Smith’s mother was an activist for women’s right. Florence Nightingale was his cousin! So naturally there was a certain expectation that Benjamin would be eloquent and industrious.
Indeed, he did grow up to undertake great deeds, but he was never forthcoming about them. And that is why he is not well known. He trained as a barrister and planned to fight for his mother’s cause. But really he wanted to explore the Arctic which, in the middle of the nineteenth century, was still largely uncharted. The great Arctic explorers like Amundsen, Boyd and Henson were still to come.
His family was wealthy and so Smith was able to commission a small ship in 1871. He set out on a frigid pleasure cruise, admiring walruses and glaciers. This first expedition inspired his scientific mind and he returned four times to collect plants and animals, including two polar bear cubs that ended up in London Zoo. His expeditions greatly increased the geographic and oceanographic knowledge of the Arctic.
He sailed the Barents Sea to Svalbard in the northwest and Franz Joseph Land to the northeast. Many new islands were charted. Smith was interested in sea currents in particular. He took many temperature recordings which were greatly valued by climatologists and oceanographers.
Just like his conversation, his report logs were sparse. Only bare facts were detailed, so it is difficult to know his personal views during his voyages. He had scant training as both a sailor and scientist, but he was intelligent. The quality of his data cannot be faulted.
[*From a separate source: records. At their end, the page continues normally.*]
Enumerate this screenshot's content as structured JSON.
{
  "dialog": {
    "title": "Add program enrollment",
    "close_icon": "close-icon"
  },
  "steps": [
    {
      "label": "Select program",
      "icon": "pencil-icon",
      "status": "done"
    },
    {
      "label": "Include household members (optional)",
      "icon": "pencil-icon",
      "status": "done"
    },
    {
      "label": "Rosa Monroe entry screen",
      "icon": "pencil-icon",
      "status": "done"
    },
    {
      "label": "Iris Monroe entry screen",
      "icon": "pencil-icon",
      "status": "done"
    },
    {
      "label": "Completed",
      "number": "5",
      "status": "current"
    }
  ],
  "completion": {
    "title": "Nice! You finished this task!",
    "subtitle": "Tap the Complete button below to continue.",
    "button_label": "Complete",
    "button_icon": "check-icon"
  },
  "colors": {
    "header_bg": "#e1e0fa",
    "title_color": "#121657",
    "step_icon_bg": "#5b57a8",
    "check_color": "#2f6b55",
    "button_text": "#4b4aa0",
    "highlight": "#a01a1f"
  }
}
He lead his crew well. He had a calm, reasonable and resilient temperament. These qualities were put to the test in 1881. In that year he fitted out the Eira (Welsh and Finnish for snow, and the name of a Norse goddess) for an Arctic voyage and set out. In August it was crushed by sea ice of Cape Flora, off Northbroke Island in the Franz Joseph Archipelago.
After two hours the Eira sunk, and the crew abandoned ship with supplies, lifeboats, wood for building a shelter, and the ship’s dog, Bob. The crew made a moderately comfortable shelter on the island. They lived there for nine months, six of which were in the dark of the Arctic winter. They hunted walruses and seals for food, and played a music box for entertainment.
Consistently for Smith, he continued to keep a log but failed to record any emotional commentary. So even in this situation we do not know what kind of a leader Smith was. Nevertheless everyone survived, including Bob the dog. The crew constructed sails and attached them to their four lifeboats.
They entered the treacherous Barents Sea, desperate for rescue. After three weeks they were exhausted and almost dead from hunger. Just when all seemed lost, a search party of three ships finally found them.
When they returned to England Smith remained silent. Queen Victoria summoned him to relate his adventures, but he sent a proxy instead. He continued his secluded life right until his death.
Was Ernest Shackleton acquainted with the Smith story? Was he inspired to perform feats of exploration himself, in the Antarctic, thirty-four years later? He would have been eight years old when the Eira was lost. But then again, given Smith’s reluctance for elaboration, perhaps not.